For most of the first 1,700 years of Christian history, the unchallenged answer to each of these inquiries would have been a resounding yes. Human beings lived then in a prescientific world of miracle and magic. The faith story, rooted as it was in the past, wove into its central fabric tales of wonder without either hesitation or embarrassment. But in the last 400 years of Western history, we have experienced an enormous intellectual revolution that has changed dramatically the way we view the world in which we live.
Our world does not admit of heavenly signs that broadcast events on earth, nor do we admit that there is such a thing as a supernatural or miraculous birth. We know that the story of a Santa Claus who travels through the sky is not literal truth, and we have come to suspect that neither is the story of Jesus' birth.
So, modern people face the "Did it really happen?" question about these Christmas stories and answer it with an increasingly clear No! No, these things did not really happen. No, they are not literal. They did not occur in history, and it is time for the leaders of the church to say so openly. The fact is that no reputable biblical theologian today, Catholic or Protestant, is willing to defend the historical accuracy of the details of the biblical birth stories.

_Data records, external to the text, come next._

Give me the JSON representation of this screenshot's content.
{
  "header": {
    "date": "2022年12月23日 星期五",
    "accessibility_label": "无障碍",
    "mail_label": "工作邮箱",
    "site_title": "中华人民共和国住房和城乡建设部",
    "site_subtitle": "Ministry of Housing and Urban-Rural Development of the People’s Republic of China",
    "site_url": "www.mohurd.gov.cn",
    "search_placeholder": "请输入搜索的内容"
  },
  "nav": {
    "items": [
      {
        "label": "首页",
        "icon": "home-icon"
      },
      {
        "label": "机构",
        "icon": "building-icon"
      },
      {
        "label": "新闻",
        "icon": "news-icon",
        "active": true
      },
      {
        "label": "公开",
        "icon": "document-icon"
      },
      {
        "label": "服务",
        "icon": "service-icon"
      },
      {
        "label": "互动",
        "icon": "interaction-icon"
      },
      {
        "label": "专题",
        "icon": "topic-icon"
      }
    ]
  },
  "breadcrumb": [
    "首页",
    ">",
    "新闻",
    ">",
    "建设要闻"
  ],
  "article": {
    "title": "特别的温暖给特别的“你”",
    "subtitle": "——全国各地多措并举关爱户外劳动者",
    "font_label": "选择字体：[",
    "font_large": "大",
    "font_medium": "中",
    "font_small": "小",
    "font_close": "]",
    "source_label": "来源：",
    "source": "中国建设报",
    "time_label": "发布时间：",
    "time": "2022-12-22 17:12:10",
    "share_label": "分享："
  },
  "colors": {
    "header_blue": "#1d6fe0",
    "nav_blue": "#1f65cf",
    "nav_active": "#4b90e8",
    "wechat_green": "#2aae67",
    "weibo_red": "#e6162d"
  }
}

That is true of all birth traditions. No one waits outside a delivery room for a great person to be born. People are born with little fanfare outside their immediate families. But when a life becomes critical in the lives of others or in history, then stories develop to indicate that the moment this life was born was a significant moment in the life of the world, and that that moment was marked with presaging signs. That is what the birth stories of Jesus mean.
These stories are the conscious attempts to stretch the boundaries of language so that words could point to a transcendent reality that they normally cannot embrace. They represent first-century attempts to say, "We have met something in this particular life that we do not believe human beings by themselves could ever have produced." In narrative form, the gospel writers were trying to join in Paul's assertion that somehow and in some way "God was in this Christ!" So, they wrote that at the moment of the birth of this life, the whole created order took notice.
The fact that the birth stories of Matthew and Luke were literalized was a tragedy, for that literalizing process also succeeded in distorting, warping, and, in a very real way, destroying both the power and the significance of the narratives. When children cease to take the Santa Claus story literally, they can begin the process of discerning what the symbol of Santa Claus means. He is the personification of the spirit and joy of giving.